How did the project come to be?
The Coalition stemmed from a symposium entitled "When Silence Is Complicity: What Should Officials Do? Whistleblowers Speak Out," held at American University on September 8, 2004, co-organized by Sam Adams Associates for Integrity in Intelligence, the Truth-Telling Project, and the Department of History at American University. At the symposium, the first-ever gathering of high-level national security whistleblowers, many of the participants discussed the isolation they felt after breaking ranks with their colleagues and making the step to come forward as truth-tellers. In the discussions following the symposium, some of the participants discussed the value of forming a support-network for current and potential whistleblowers, and the Truth-Telling Coalition was launched.
It seems to be a sort of support group for CIA operatives and others engaged in national security who plan to become leakers. The model of a support group is one taken from a discipline with which I'm familiar, therapy. But this is quite a cutting-edge support group; it also offers free legal counsel to those who come forward:
The Truth-Telling Project is working with the Center for National Security Studies, the Project on Governmental Oversight and the ACLU to locate first-rate lawyers who will announce publicly their readiness to provide pro-bono legal counsel for government insiders contemplating truth-telling. At the request of the Truth-Telling Project, the ACLU has announced that is will provide free legal advice to government insiders considering becoming whistleblowers.
I don't know about you, but I find this all very troubling. It appears that these people are being encouraged to break security in the name of fostering their personal agendas about the war in Iraq. For example, the document mentions disclosing "wrongly concealed facts and analyses that—if brought to light—would impact heavily on public debate," not just war crimes or other criminal acts of the government.
These leaker-wannabees are not even given guidelines as to what might constitute a serious enough offense to justify blowing the whistle and breaching national security, other than their own not-so-humble opinions and perceptions. There is no discussion of trying to make the institutions themselves more responsive in their internal review process, the far less dangerous and more traditional avenue for corrections of problems; it is assumed that going to the press is the proper course of action. Another traditional avenue, approaching the Congressional intelligence oversight committee, is likewise ignored. Nor is it suggested anywhere (at least, not that I could locate) that a whistleblower ought to resign from his/her job before or after spilling the beans. Rather, it seems assumed that the whistleblower will stay on, even after his/her oath has been violated.
This last point is almost the one that bothers me the most, because it raises the specter of people being encouraged to remain as employees in security organizations after secretly becoming enemies to those agencies' policies.
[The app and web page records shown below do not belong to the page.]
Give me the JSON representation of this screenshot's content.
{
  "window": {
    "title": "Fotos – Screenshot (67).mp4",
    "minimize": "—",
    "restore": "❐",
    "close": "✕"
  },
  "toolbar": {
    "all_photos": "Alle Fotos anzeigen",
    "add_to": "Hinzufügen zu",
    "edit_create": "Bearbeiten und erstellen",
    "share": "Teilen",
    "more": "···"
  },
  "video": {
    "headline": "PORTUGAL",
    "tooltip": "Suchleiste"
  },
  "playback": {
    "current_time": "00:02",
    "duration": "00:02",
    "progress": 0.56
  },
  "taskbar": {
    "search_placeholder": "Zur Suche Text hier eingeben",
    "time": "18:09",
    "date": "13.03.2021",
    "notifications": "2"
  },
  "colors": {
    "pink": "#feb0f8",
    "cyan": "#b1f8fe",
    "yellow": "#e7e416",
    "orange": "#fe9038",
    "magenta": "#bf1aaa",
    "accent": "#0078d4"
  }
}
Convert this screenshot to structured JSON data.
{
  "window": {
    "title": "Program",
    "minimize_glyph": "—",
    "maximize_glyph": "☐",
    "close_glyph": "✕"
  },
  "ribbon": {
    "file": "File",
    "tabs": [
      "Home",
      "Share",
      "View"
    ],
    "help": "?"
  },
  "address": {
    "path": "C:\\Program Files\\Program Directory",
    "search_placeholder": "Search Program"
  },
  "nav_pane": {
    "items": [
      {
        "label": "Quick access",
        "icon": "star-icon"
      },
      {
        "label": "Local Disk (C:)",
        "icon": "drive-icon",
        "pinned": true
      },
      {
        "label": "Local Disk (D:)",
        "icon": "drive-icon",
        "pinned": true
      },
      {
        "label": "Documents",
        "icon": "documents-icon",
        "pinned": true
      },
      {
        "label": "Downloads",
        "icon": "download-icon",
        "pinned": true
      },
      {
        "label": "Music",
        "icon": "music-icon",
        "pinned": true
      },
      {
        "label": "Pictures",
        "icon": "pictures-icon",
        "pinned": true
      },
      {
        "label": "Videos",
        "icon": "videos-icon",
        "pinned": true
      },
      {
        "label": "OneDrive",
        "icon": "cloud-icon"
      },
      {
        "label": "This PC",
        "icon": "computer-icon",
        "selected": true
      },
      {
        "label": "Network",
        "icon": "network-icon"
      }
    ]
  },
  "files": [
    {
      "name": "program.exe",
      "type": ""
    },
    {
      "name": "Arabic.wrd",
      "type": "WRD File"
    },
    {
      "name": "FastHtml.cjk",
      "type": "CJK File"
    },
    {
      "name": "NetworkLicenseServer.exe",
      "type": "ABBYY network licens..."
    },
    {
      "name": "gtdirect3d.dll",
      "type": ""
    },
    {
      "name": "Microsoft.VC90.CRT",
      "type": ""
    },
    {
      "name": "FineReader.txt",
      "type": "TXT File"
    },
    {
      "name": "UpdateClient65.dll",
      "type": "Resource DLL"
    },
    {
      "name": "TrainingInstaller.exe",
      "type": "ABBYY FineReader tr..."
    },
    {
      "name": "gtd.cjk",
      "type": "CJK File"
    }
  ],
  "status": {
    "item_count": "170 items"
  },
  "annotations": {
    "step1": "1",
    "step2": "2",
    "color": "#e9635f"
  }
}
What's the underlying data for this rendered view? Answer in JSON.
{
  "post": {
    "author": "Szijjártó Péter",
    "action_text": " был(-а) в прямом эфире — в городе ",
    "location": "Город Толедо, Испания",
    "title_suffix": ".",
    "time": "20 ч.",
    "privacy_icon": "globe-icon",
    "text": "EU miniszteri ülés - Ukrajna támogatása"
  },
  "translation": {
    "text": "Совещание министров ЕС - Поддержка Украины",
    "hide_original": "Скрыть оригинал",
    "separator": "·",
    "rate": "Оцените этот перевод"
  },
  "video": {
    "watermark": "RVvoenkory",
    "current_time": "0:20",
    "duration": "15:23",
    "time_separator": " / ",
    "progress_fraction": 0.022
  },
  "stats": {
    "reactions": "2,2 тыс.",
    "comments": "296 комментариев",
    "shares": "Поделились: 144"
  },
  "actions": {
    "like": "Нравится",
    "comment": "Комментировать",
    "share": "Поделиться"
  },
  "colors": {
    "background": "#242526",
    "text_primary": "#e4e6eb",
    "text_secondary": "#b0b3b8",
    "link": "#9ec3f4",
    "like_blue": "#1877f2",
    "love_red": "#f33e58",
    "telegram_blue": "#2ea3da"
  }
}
It's hard to escape the notion that their motivation for remaining in these positions at that point would be to act as press informants and hidden moles, in a sort of spy vs. spy routine.
I have no idea whether Ellsberg's Truth-Telling Coalition had any part to play in the CIA detention center revelations. Maybe it did, maybe it didn't. We simply do not know, just as we don't know the identity of the leaker. But there is no doubt that the Coalition was designed to foster just such leaks in order to undermine the war in Iraq, and that it's not hiding that fact, but proudly broadcasting it to the world via its website and press releases.